-- INSTRUCTIONS TO FOLLOW --
Scan each line of the records for the word "JSON" and extract the ones that have it.

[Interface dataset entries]
━━━━━━━━
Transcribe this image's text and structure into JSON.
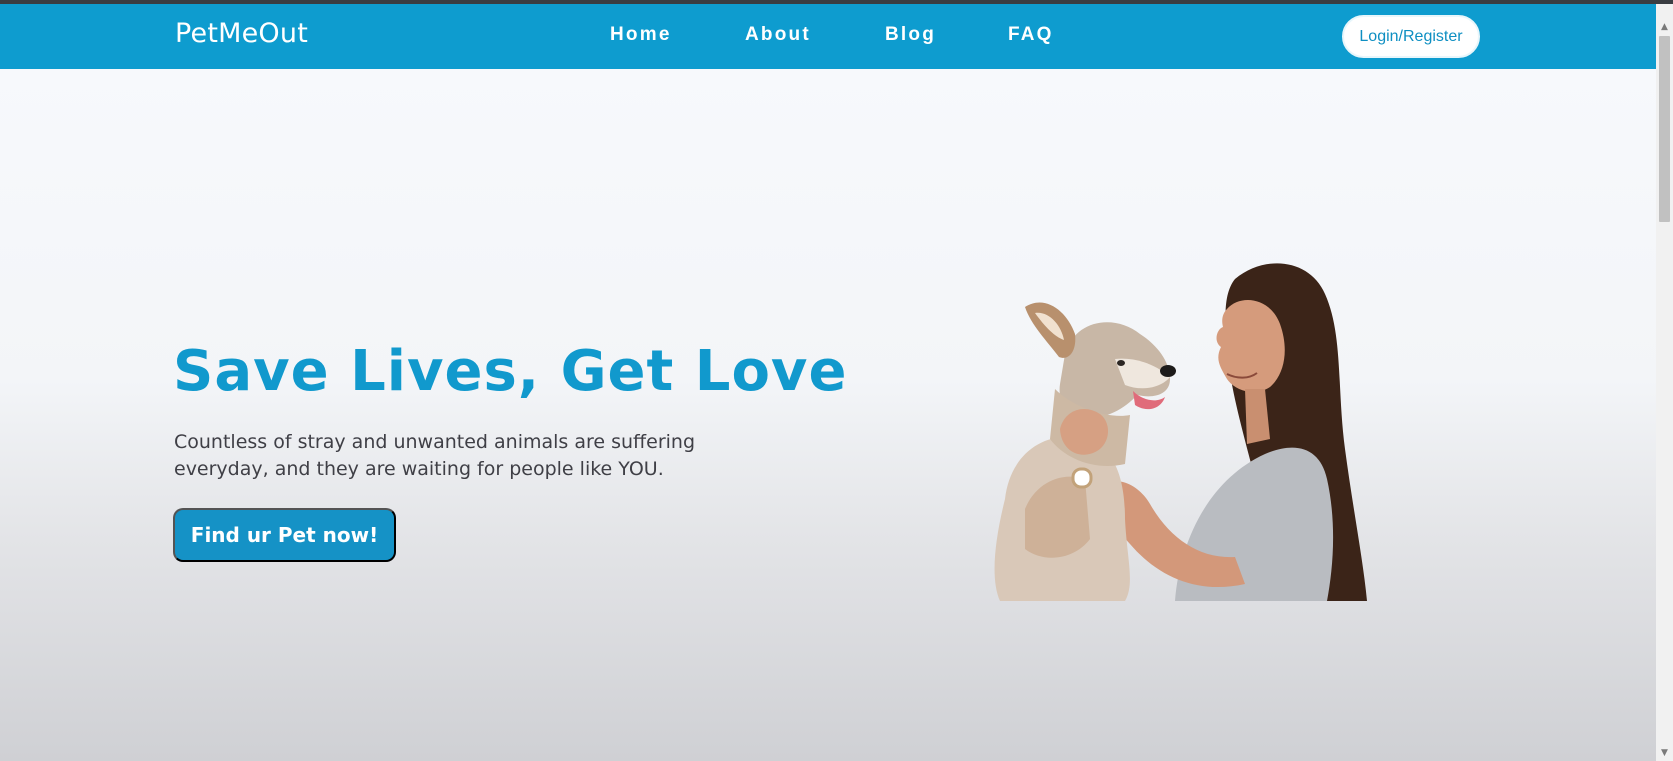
{
  "navbar": {
    "brand": "PetMeOut",
    "links": [
      "Home",
      "About",
      "Blog",
      "FAQ"
    ],
    "login_label": "Login/Register",
    "background": "#0e9ccf"
  },
  "hero": {
    "headline": "Save Lives, Get Love",
    "subtext_line1": "Countless of stray and unwanted animals are suffering",
    "subtext_line2": "everyday, and they are waiting for people like YOU.",
    "cta_label": "Find ur Pet now!",
    "accent": "#1199cd"
  },
  "scrollbar": {
    "up_icon": "▲",
    "down_icon": "▼"
  }
}
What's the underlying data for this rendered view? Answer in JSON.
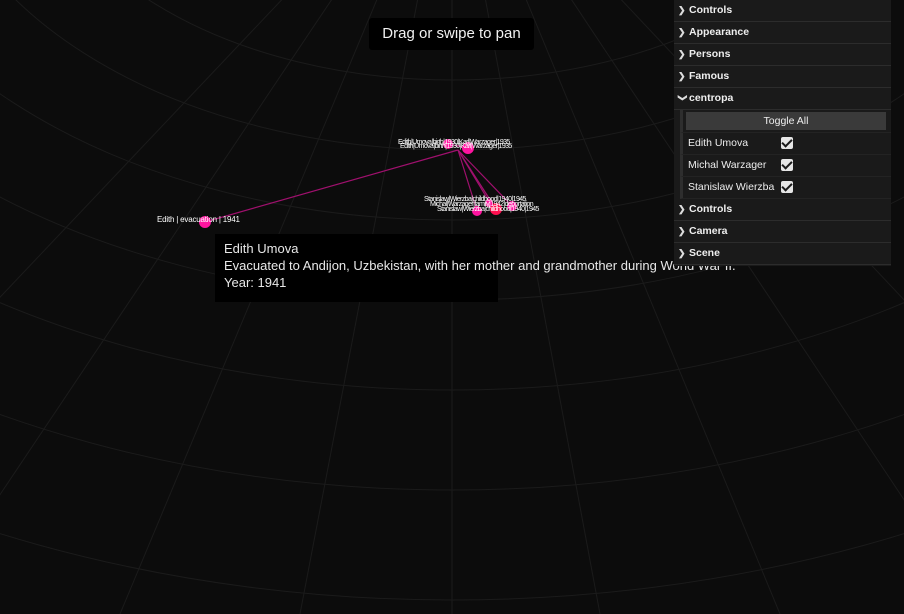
{
  "overlay": {
    "pan_hint": "Drag or swipe to pan"
  },
  "tooltip": {
    "name": "Edith Umova",
    "description": "Evacuated to Andijon, Uzbekistan, with her mother and grandmother during World War II.",
    "year_line": "Year: 1941"
  },
  "graph": {
    "link_color": "#b0127a",
    "node_color": "#ff1aa8",
    "node_labels": [
      {
        "text": "Edith | evacuation | 1941"
      },
      {
        "text": "Edith|Umova|birth|1930|Karl|Warzager|1935"
      },
      {
        "text": "Stanislaw|Wierzba|childhood|1940|1945"
      },
      {
        "text": "Michal|Warzager|family|1942|deportation"
      }
    ]
  },
  "gui": {
    "colors": {
      "panel_bg": "#1a1a1a",
      "button_bg": "#3a3a3a"
    },
    "folders_top": [
      {
        "label": "Controls",
        "icon": "chevron-down-icon"
      },
      {
        "label": "Appearance",
        "icon": "chevron-right-icon"
      },
      {
        "label": "Persons",
        "icon": "chevron-right-icon"
      },
      {
        "label": "Famous",
        "icon": "chevron-right-icon"
      },
      {
        "label": "centropa",
        "icon": "chevron-down-icon"
      }
    ],
    "toggle_all_label": "Toggle All",
    "persons": [
      {
        "name": "Edith Umova",
        "checked": true
      },
      {
        "name": "Michal Warzager",
        "checked": true
      },
      {
        "name": "Stanislaw Wierzba",
        "checked": true
      }
    ],
    "folders_bottom": [
      {
        "label": "Controls",
        "icon": "chevron-right-icon"
      },
      {
        "label": "Camera",
        "icon": "chevron-right-icon"
      },
      {
        "label": "Scene",
        "icon": "chevron-right-icon"
      }
    ]
  }
}
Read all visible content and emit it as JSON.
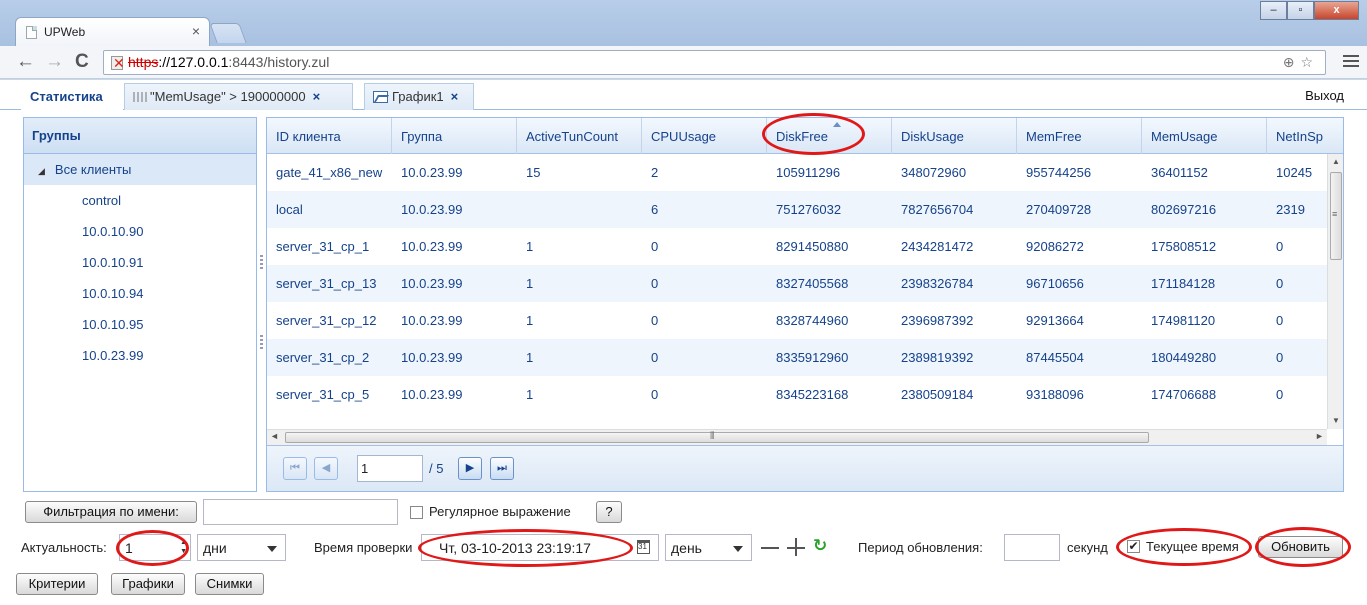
{
  "browser": {
    "tab_title": "UPWeb",
    "tab_close": "×",
    "url_scheme": "https",
    "url_host": "://127.0.0.1",
    "url_rest": ":8443/history.zul",
    "back_icon": "←",
    "forward_icon": "→",
    "reload_icon": "C",
    "url_tools": "⊕☆",
    "win_minimize": "–",
    "win_restore": "▫",
    "win_close": "x"
  },
  "app_tabs": [
    {
      "label": "Статистика",
      "active": true
    },
    {
      "label": "\"MemUsage\" > 190000000",
      "close": "×",
      "icon": "grid-icon"
    },
    {
      "label": "График1",
      "close": "×",
      "icon": "chart-icon"
    }
  ],
  "logout": "Выход",
  "groups": {
    "title": "Группы",
    "root": "Все клиенты",
    "root_toggle": "◢",
    "items": [
      "control",
      "10.0.10.90",
      "10.0.10.91",
      "10.0.10.94",
      "10.0.10.95",
      "10.0.23.99"
    ]
  },
  "grid": {
    "columns": [
      "ID клиента",
      "Группа",
      "ActiveTunCount",
      "CPUUsage",
      "DiskFree",
      "DiskUsage",
      "MemFree",
      "MemUsage",
      "NetInSp"
    ],
    "sorted_column": "DiskFree",
    "rows": [
      [
        "gate_41_x86_new",
        "10.0.23.99",
        "15",
        "2",
        "105911296",
        "348072960",
        "955744256",
        "36401152",
        "10245"
      ],
      [
        "local",
        "10.0.23.99",
        "",
        "6",
        "751276032",
        "7827656704",
        "270409728",
        "802697216",
        "2319"
      ],
      [
        "server_31_cp_1",
        "10.0.23.99",
        "1",
        "0",
        "8291450880",
        "2434281472",
        "92086272",
        "175808512",
        "0"
      ],
      [
        "server_31_cp_13",
        "10.0.23.99",
        "1",
        "0",
        "8327405568",
        "2398326784",
        "96710656",
        "171184128",
        "0"
      ],
      [
        "server_31_cp_12",
        "10.0.23.99",
        "1",
        "0",
        "8328744960",
        "2396987392",
        "92913664",
        "174981120",
        "0"
      ],
      [
        "server_31_cp_2",
        "10.0.23.99",
        "1",
        "0",
        "8335912960",
        "2389819392",
        "87445504",
        "180449280",
        "0"
      ],
      [
        "server_31_cp_5",
        "10.0.23.99",
        "1",
        "0",
        "8345223168",
        "2380509184",
        "93188096",
        "174706688",
        "0"
      ]
    ],
    "scroll_up": "▲",
    "scroll_down": "▼",
    "scroll_grip": "≡",
    "hscroll_left": "◄",
    "hscroll_right": "►",
    "hscroll_grip": "⦀"
  },
  "pager": {
    "first": "⏮",
    "prev": "◀",
    "next": "▶",
    "last": "⏭",
    "current_page": "1",
    "total": "/ 5"
  },
  "filter": {
    "button": "Фильтрация по имени:",
    "value": "",
    "regex_label": "Регулярное выражение",
    "help": "?"
  },
  "controls": {
    "relevance_label": "Актуальность:",
    "relevance_value": "1",
    "relevance_unit": "дни",
    "check_time_label": "Время проверки",
    "check_time_value": "Чт, 03-10-2013 23:19:17",
    "step_unit": "день",
    "refresh_period_label": "Период обновления:",
    "refresh_period_value": "",
    "seconds": "секунд",
    "current_time_label": "Текущее время",
    "current_time_checked": "✔",
    "update_button": "Обновить",
    "refresh_icon": "↻"
  },
  "bottom_buttons": [
    "Критерии",
    "Графики",
    "Снимки"
  ],
  "colors": {
    "accent": "#15428b",
    "highlight": "#e01818"
  }
}
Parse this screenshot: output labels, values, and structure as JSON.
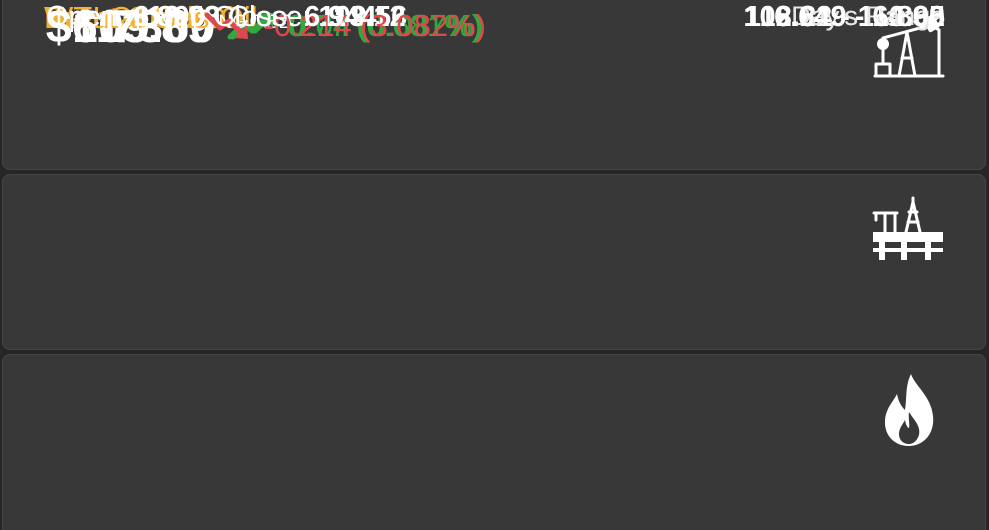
{
  "commodities": [
    {
      "name": "WTI Crude Oil",
      "symbol": "CL",
      "price": "$109.60",
      "trend": "up",
      "trend_icon": "trend-up-arrow-icon",
      "change": "0.04 (0.037%)",
      "open_label": "Open:",
      "open": "110.58",
      "close_label": "Close:",
      "close": "109.56",
      "range_label": "Day's Range",
      "range": "108.82 - 110.95",
      "icon": "oil-pump-jack-icon"
    },
    {
      "name": "Brent Crude Oil",
      "symbol": "BZ",
      "price": "$113.89",
      "trend": "up",
      "trend_icon": "trend-up-arrow-icon",
      "change": "0.77 (0.681%)",
      "open_label": "Open:",
      "open": "113.80",
      "close_label": "Close:",
      "close": "113.12",
      "range_label": "Day's Range",
      "range": "112.21 - 114.32",
      "icon": "offshore-oil-rig-icon"
    },
    {
      "name": "Natural Gas",
      "symbol": "NG",
      "price": "$6.730",
      "trend": "down",
      "trend_icon": "trend-down-arrow-icon",
      "change": "-0.214 (3.082%)",
      "open_label": "Open:",
      "open": "6.800",
      "close_label": "Close:",
      "close": "6.944",
      "range_label": "Day's Range",
      "range": "6.649 - 6.800",
      "icon": "gas-flame-icon"
    }
  ],
  "colors": {
    "background": "#262626",
    "card": "#383838",
    "name": "#f4b12f",
    "up": "#35a73f",
    "down": "#e0474c",
    "text": "#ffffff"
  }
}
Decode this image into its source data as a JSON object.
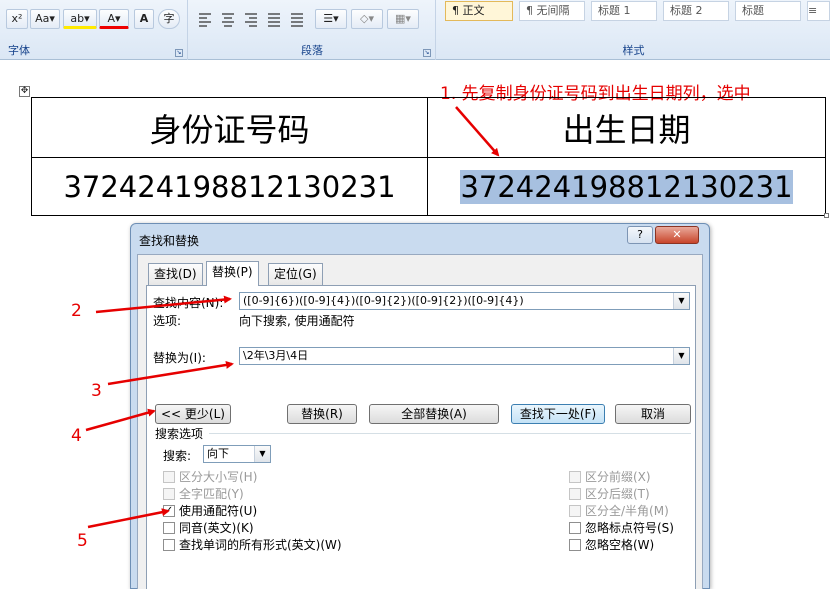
{
  "ribbon": {
    "font_group_label": "字体",
    "font_buttons": [
      "x²",
      "Aa▾",
      "ab▾",
      "A▾",
      "A",
      "字"
    ],
    "paragraph_group_label": "段落",
    "styles_group_label": "样式",
    "styles": [
      "¶ 正文",
      "¶ 无间隔",
      "标题 1",
      "标题 2",
      "标题"
    ]
  },
  "document": {
    "annotation1": "1. 先复制身份证号码到出生日期列，选中",
    "table": {
      "headers": [
        "身份证号码",
        "出生日期"
      ],
      "values": [
        "372424198812130231",
        "372424198812130231"
      ]
    },
    "step_labels": [
      "2",
      "3",
      "4",
      "5"
    ]
  },
  "dialog": {
    "title": "查找和替换",
    "help_label": "?",
    "close_label": "✕",
    "tabs": [
      "查找(D)",
      "替换(P)",
      "定位(G)"
    ],
    "active_tab": "替换(P)",
    "find_label": "查找内容(N):",
    "find_value": "([0-9]{6})([0-9]{4})([0-9]{2})([0-9]{2})([0-9]{4})",
    "options_label": "选项:",
    "options_value": "向下搜索, 使用通配符",
    "replace_label": "替换为(I):",
    "replace_value": "\\2年\\3月\\4日",
    "buttons": {
      "less": "<< 更少(L)",
      "replace": "替换(R)",
      "replace_all": "全部替换(A)",
      "find_next": "查找下一处(F)",
      "cancel": "取消"
    },
    "search_options_title": "搜索选项",
    "search_label": "搜索:",
    "search_value": "向下",
    "left_options": [
      {
        "label": "区分大小写(H)",
        "checked": false,
        "enabled": false
      },
      {
        "label": "全字匹配(Y)",
        "checked": false,
        "enabled": false
      },
      {
        "label": "使用通配符(U)",
        "checked": true,
        "enabled": true
      },
      {
        "label": "同音(英文)(K)",
        "checked": false,
        "enabled": true
      },
      {
        "label": "查找单词的所有形式(英文)(W)",
        "checked": false,
        "enabled": true
      }
    ],
    "right_options": [
      {
        "label": "区分前缀(X)",
        "checked": false,
        "enabled": false
      },
      {
        "label": "区分后缀(T)",
        "checked": false,
        "enabled": false
      },
      {
        "label": "区分全/半角(M)",
        "checked": false,
        "enabled": false
      },
      {
        "label": "忽略标点符号(S)",
        "checked": false,
        "enabled": true
      },
      {
        "label": "忽略空格(W)",
        "checked": false,
        "enabled": true
      }
    ]
  },
  "colors": {
    "annotation_red": "#e60000",
    "selection": "#a7c0e0",
    "ribbon": "#dbe7f5"
  }
}
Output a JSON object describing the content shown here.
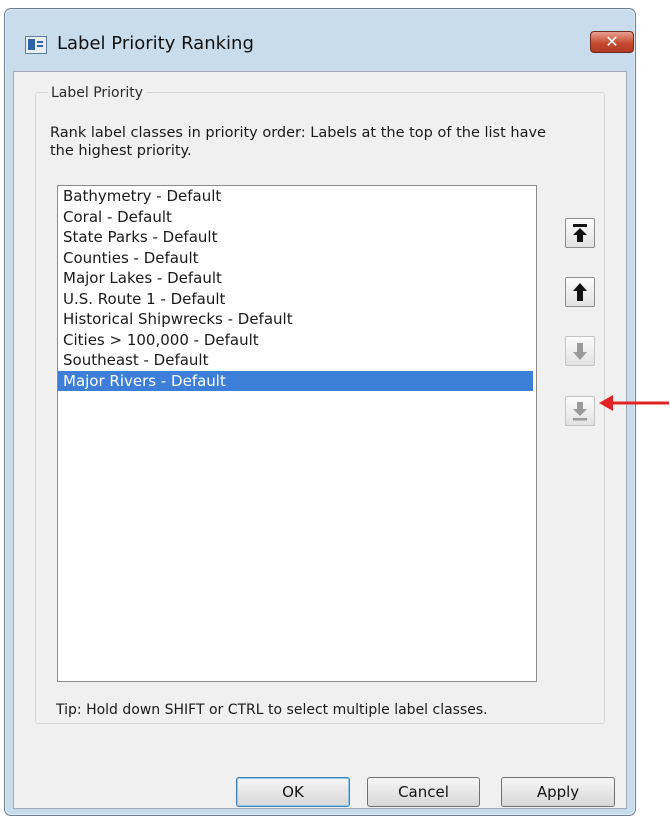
{
  "window": {
    "title": "Label Priority Ranking",
    "close_glyph": "✕"
  },
  "group": {
    "legend": "Label Priority",
    "description": "Rank label classes in priority order: Labels at the top of the list have the highest priority."
  },
  "list": {
    "items": [
      "Bathymetry - Default",
      "Coral - Default",
      "State Parks - Default",
      "Counties - Default",
      "Major Lakes - Default",
      "U.S. Route 1 - Default",
      "Historical Shipwrecks - Default",
      "Cities > 100,000 - Default",
      "Southeast - Default",
      "Major Rivers - Default"
    ],
    "selected_index": 9
  },
  "move_buttons": [
    {
      "icon": "move-to-top-icon",
      "enabled": true
    },
    {
      "icon": "move-up-icon",
      "enabled": true
    },
    {
      "icon": "move-down-icon",
      "enabled": false
    },
    {
      "icon": "move-to-bottom-icon",
      "enabled": false
    }
  ],
  "tip": "Tip: Hold down SHIFT or CTRL to select multiple label classes.",
  "buttons": {
    "ok": "OK",
    "cancel": "Cancel",
    "apply": "Apply"
  },
  "colors": {
    "selection": "#3d7ed8",
    "annotation_arrow": "#e02424",
    "close_button": "#c64b31"
  }
}
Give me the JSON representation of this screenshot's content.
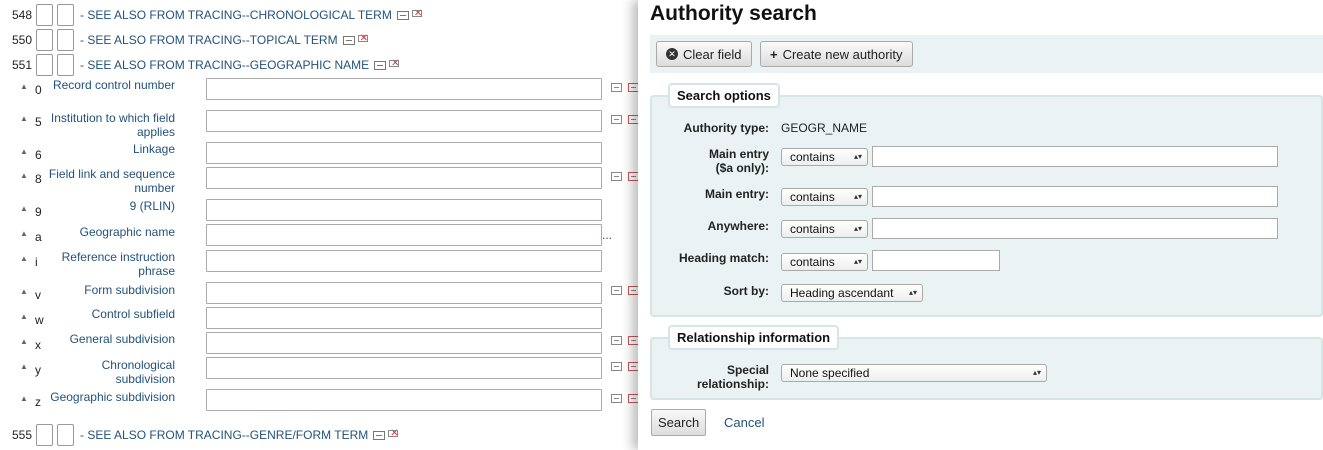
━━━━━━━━
-- RESPONSE TO THIS EXERCISE --
Transcribe this image's text and structure into JSON.
What's the underlying data for this rendered view? Answer in JSON.
Read all visible content and emit it as JSON.
Parse this screenshot: output labels, values, and structure as JSON.
Decode this image into its source data as a JSON object.
Output a JSON object describing the content shown here.
Give me the JSON representation of this screenshot's content.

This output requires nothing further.